Pearce looks like a very attractive low-cost option. He does not have the 30-home run power of Morales, but his on-base percentage was almost 50 points higher. He hit .288/.374/.492 between the Rays and Orioles with 13 home runs in 85 games. His season was ended early due to forearm surgery that could raise some red flags going into next year. He is expected to be back during spring training, but at age 33 may not recover as fast as expected. Pearce is a lefty-masher which could fit in well in a platoon situation, and he can play a little first, second, and outfield if needed. With the injury hanging over him, Pearce would probably sign a one-year deal with around $5-6 million with perhaps incentives or a vesting option.
Reynolds has seemingly been around forever, but is still just 33. His numbers have fallen off the last few seasons, but he rebounded a bit with Colorado last season, hitting .282/.356/.450 with 14 home runs in 118 games. He hit just .255/.329/.403 away from Coors Field, however, which is a bit of a concern, although the "Coors Effect" can hurt a player’s road numbers. Reynolds can fill in at first, second, and third base in short stints, and should be available on a one-year deal worth $2-4 million.
Butler was a disaster in Oakland and was let go in the second year of a three-year deal, but what if I told you that he posted a higher on-base percentage than anyone on the Royals other than Lorenzo Cain and Jarrod Dyson? Or that his slugging percentage was better than everyone but Kendrys Morales, Eric Hosmer, and Salvador Perez? Perhaps that is a low bar, but Butler did rebound a bit, hitting .284/.336/.416 although with just five home runs in 85 games. He is still just 30 years old and may have some upside, although with stories leaking of how abrasive he was in Kansas City before, a reunion seems unlikely.
The Kansas City-area native has never really met expectations and has bounced around from the Marlins to the Mariners to the Rays. He hit .238/.319/.414 with 14 home runs in 104 games with Tampa Bay last year, but is still just 29 years old. Morrison struggles against lefties, making a platoon situation more ideal. Morrison has been known for being a bit of a free spirit, letting loose on Twitter, but also calling out teammates, which is either good leadership, or a clubhouse disaster waiting to happen, depending on your perspective.

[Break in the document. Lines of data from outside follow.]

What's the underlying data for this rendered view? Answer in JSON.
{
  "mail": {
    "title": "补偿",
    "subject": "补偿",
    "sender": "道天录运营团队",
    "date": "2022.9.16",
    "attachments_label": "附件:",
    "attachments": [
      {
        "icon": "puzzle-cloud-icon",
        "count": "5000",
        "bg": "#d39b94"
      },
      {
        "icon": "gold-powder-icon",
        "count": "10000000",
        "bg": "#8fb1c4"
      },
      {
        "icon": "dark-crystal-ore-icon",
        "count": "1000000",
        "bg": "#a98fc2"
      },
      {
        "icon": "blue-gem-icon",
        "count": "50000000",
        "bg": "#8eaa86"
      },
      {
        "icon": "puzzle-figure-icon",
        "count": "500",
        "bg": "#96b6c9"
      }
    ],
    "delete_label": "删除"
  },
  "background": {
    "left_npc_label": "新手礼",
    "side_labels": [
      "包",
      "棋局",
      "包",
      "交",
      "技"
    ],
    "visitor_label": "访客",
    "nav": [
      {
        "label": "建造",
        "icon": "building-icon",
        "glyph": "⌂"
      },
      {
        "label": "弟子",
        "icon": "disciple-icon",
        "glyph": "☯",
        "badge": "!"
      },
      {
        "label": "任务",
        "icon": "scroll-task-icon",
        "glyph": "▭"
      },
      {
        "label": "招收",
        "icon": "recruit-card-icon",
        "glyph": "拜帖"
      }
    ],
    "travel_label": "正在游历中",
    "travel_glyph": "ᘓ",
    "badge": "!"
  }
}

Howard is a Missouri State-grad whose brother works for the University of Kansas Athletic Department. The Royals entertained the thought of trading for him before to see if he had anything left in the tank. The problem is, Howard is probably washed up. the former MVP hit just .196/.257/.453 with 25 home runs in 112 games. He is absolutely worthless against lefties, and only barely playable against right-handers. At age 36, he likely doesn’t have much left in the tank, but if the Royals want to take a flyer on him on a minor league deal, he could probably swat a few home runs in spring training.